It’s 9 a.m. and a morning circle is about to begin at a school in Toronto’s west end. A group of 19 students, ages seven and eight, huddle around and turn their attention towards their teacher.
Camesha Cox, teacher and managing director of The Reading Partnership — a non-profit that empowers parents to teach their kids how to read — prompts the circle with a simple question, “How are you feeling today?”
On average she does three 15-minute morning circles a week during the school year with classes across the city. And they are some of the most effective minutes spent with her students. Continue reading
By Alyson Schafer
We are finally working together as a culture to lift the stigma of children’s mental health issues. Given the stats from the Canadian Mental Health Association, we can’t waste more time. Check this out:
- 10 to 20 per cent of Canadian youth are affected by a mental illness or disorder.
- Approximately 5 per cent of male youth and 12 per cent of female youth, age 12 to 19, have experienced a major depressive episode.
- The total number of 12 to 19 year olds in Canada at risk for developing depression is a staggering 3.2 million.
- Once depression is recognized, help can make a difference for 80 per cent of people who are affected, allowing them to get back to their regular activities.
- Mental illness is increasingly threatening the lives of our children; with Canada’s youth suicide rate being the third highest in the industrialized world.
- Suicide is among the leading causes of death in 15- to 24-year-old Canadians, second only to accidents; 4,000 people die prematurely each year by suicide.
- Schizophrenia is youth’s greatest disabler as it strikes most often in the 16- to 30-year age group, affecting an estimated one person in 100.
- Surpassed only by injuries, mental disorders in youth are ranked as the second highest hospital care expenditure in Canada.
- In Canada, only one out of five children who need mental health services receives them.
Craig and Marc Kielburger founded Free The Children, Me to We and We Day. Find out more at we.org. Their biweekly Brain Storm column taps experts and readers for solutions to social issues.

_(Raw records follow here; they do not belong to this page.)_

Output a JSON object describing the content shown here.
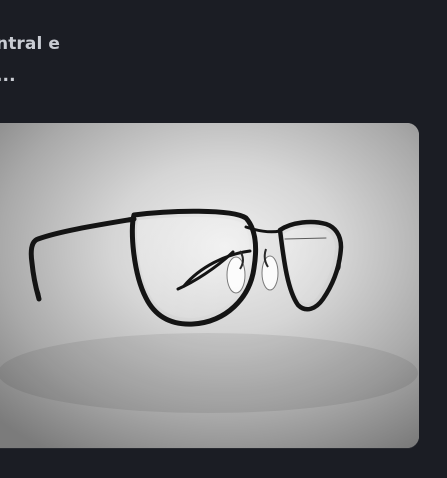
{
  "text": {
    "line1": "ntral e",
    "line2": "..."
  },
  "image": {
    "subject": "eyeglasses"
  }
}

The U.S. Preventive Services Task Force recently came out with a bold recommendation: Primary care physicians must routinely screen patients aged 12 to 18 for depression.
We’re certain parents would be relieved if such a measure were introduced in Canada, where there’s a mental health crisis among young people, with family members on the front lines. Continue reading
‘Child sexual abuse is tragically common and it impacts lives for many many years,’ says Dr. Peter Silverstone
By Min Dhariwal, CBC News
On a wide open space east of Edmonton, the Be Brave Ranch has given new hope to child survivors of sexual abuse.
The ranch offers an intensive four-week therapy program run by the University of Alberta that has helped sexually abused children deal with post-traumatic stress and other trauma, according to recently completed clinical trials.
The Be Brave Ranch is the only facility of its kind to offer this dedicated treatment to children aged eight to 12.
It’s the brainchild of Glori Meldrum, a survivor of child abuse herself. Continue reading
SASKATOON – To paraphrase Brett Mavriik, if you’re agitated and determined to make a difference you can pretty much do anything. That includes walking across Canada to raise awareness and money for children’s mental health.
“Pretty much anywhere you go if there’s a disruption, which children with mental health may have if they’re ostracized, they’re pushed out. They never have a chance and I don’t think that’s fair,” says Mavriik.
Mavriik and his husky, Nymeria, are midway through their seven-million step journey from Toronto to Whistler, B.C. The adventure started on Sept. 28, 2015 and will take almost a year to complete. Continue reading